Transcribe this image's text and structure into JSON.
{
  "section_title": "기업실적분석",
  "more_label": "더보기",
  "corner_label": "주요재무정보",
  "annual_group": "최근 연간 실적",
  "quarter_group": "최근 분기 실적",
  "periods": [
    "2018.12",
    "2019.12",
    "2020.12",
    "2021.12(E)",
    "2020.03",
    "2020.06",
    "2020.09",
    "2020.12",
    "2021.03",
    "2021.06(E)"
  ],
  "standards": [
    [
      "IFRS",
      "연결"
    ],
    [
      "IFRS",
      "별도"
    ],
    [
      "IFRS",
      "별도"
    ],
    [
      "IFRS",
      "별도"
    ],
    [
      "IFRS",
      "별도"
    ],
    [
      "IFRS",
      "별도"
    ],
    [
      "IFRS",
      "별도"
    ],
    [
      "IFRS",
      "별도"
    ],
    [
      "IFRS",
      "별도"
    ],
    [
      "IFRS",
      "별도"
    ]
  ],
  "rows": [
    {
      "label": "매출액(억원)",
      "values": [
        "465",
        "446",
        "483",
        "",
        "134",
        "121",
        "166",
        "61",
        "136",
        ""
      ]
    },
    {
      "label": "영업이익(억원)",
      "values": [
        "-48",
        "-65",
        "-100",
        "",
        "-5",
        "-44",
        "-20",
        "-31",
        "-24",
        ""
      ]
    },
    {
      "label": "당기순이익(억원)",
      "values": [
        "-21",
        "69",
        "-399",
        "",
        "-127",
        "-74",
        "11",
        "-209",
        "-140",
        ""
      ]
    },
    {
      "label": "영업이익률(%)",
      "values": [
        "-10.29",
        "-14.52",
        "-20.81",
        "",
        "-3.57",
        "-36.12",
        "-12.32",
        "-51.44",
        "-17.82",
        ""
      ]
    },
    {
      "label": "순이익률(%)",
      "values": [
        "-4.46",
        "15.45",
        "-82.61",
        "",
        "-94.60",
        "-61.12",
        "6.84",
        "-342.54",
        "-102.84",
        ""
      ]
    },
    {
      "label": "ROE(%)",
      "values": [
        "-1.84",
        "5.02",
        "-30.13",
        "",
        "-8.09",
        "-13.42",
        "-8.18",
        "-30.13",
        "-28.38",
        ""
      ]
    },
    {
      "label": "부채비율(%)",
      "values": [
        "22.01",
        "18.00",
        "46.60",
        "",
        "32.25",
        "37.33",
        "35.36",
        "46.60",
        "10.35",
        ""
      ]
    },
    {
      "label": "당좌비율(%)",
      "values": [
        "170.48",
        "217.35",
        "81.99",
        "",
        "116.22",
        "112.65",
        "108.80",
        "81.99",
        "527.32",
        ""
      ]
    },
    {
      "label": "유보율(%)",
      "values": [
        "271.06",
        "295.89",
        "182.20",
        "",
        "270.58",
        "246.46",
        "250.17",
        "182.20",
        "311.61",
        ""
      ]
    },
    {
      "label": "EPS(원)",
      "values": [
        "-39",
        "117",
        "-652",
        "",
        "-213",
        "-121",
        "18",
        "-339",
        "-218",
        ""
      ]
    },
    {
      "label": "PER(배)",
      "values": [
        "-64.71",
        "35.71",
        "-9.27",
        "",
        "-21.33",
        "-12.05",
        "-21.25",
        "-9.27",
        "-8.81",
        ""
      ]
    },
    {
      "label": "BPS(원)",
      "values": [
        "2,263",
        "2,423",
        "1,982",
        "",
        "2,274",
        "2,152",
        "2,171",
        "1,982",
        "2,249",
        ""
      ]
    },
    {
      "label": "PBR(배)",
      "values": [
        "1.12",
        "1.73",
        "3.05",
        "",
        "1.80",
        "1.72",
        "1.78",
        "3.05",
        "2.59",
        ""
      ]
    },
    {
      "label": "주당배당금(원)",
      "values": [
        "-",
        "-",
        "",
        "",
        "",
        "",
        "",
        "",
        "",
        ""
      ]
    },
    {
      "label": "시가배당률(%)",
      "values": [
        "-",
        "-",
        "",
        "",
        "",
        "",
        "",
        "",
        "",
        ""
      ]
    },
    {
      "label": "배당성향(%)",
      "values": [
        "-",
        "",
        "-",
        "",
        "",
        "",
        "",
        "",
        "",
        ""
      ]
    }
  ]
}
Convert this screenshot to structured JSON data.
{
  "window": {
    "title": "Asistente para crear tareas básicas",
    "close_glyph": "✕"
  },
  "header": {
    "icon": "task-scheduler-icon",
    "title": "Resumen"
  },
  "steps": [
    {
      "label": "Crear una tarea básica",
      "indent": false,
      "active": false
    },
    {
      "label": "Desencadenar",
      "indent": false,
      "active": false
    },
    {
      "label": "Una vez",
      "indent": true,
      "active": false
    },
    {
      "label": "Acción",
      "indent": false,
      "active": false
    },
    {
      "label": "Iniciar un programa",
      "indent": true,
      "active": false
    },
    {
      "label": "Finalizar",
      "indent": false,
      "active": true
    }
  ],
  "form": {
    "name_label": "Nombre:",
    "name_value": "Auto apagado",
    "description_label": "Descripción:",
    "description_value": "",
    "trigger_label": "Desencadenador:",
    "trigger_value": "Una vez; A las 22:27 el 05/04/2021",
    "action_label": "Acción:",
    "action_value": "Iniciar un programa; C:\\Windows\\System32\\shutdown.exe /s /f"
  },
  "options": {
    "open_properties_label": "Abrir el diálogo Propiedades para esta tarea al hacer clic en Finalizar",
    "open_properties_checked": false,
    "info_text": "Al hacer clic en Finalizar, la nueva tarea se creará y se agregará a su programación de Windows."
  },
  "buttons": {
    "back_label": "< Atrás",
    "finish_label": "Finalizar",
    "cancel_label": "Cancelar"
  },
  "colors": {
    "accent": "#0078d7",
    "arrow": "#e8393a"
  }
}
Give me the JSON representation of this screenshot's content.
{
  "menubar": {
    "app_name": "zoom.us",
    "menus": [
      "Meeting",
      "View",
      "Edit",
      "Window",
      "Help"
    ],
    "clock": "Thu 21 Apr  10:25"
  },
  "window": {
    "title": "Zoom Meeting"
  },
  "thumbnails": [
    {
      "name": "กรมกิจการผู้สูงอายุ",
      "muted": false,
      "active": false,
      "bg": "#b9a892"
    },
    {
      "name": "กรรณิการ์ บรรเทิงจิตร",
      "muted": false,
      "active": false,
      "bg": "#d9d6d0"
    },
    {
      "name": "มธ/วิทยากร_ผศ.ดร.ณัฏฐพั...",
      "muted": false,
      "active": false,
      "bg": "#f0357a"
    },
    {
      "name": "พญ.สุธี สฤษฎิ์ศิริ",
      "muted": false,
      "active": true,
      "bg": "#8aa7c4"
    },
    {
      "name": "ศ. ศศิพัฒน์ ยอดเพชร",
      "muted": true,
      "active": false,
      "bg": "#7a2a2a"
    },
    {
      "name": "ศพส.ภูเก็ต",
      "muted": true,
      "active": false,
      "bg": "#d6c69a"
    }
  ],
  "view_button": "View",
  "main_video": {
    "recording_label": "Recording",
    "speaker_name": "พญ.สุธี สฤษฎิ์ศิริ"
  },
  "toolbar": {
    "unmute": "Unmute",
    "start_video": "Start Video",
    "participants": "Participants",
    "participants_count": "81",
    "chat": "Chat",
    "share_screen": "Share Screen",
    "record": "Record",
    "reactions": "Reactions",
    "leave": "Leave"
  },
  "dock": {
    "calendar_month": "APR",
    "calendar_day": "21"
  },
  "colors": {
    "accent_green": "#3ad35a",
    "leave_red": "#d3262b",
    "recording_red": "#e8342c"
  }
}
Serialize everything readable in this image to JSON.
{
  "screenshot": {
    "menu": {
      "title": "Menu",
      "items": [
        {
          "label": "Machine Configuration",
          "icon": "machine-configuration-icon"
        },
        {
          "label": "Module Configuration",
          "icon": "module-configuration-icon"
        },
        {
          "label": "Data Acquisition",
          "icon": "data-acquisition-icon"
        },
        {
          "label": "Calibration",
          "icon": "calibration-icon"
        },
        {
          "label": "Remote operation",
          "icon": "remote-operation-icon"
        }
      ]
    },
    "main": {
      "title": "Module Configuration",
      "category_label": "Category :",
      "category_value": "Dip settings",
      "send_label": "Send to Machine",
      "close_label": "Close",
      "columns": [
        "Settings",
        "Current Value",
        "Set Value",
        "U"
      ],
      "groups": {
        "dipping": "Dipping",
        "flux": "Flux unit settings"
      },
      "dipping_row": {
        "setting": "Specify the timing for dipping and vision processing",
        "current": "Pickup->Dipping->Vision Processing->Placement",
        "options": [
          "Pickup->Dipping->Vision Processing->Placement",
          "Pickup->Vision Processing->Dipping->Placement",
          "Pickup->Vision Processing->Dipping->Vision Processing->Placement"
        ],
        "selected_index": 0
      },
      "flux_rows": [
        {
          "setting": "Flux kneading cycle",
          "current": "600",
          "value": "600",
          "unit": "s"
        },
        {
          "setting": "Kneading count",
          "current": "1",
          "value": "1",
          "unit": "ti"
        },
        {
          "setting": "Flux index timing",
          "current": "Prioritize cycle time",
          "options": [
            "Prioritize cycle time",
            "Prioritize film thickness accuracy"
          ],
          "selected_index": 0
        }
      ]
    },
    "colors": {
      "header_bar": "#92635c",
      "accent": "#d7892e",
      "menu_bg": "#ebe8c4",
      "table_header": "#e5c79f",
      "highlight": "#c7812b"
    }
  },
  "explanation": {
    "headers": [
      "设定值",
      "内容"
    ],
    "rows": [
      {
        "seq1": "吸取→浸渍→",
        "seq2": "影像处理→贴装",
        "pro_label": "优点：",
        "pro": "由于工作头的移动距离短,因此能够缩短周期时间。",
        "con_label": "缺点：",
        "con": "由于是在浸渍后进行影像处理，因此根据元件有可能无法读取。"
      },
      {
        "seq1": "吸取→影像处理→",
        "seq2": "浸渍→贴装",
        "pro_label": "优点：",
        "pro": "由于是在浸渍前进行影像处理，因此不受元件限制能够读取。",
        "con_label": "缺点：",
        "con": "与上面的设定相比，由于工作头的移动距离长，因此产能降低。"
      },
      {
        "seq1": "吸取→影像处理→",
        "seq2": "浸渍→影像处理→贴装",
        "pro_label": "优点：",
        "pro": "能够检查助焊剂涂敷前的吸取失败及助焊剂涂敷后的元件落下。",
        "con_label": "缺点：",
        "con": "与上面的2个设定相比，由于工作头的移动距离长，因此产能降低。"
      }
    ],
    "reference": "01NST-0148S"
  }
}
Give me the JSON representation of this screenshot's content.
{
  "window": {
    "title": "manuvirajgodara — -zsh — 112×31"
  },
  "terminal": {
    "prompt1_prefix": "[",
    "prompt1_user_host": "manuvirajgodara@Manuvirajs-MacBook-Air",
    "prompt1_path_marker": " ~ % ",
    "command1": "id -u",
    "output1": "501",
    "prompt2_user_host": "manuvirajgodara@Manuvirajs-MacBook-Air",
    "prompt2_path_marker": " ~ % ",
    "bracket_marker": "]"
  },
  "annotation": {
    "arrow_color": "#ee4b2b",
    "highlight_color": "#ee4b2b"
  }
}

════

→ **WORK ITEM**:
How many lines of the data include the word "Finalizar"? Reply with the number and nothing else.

→ **REPLY**:
4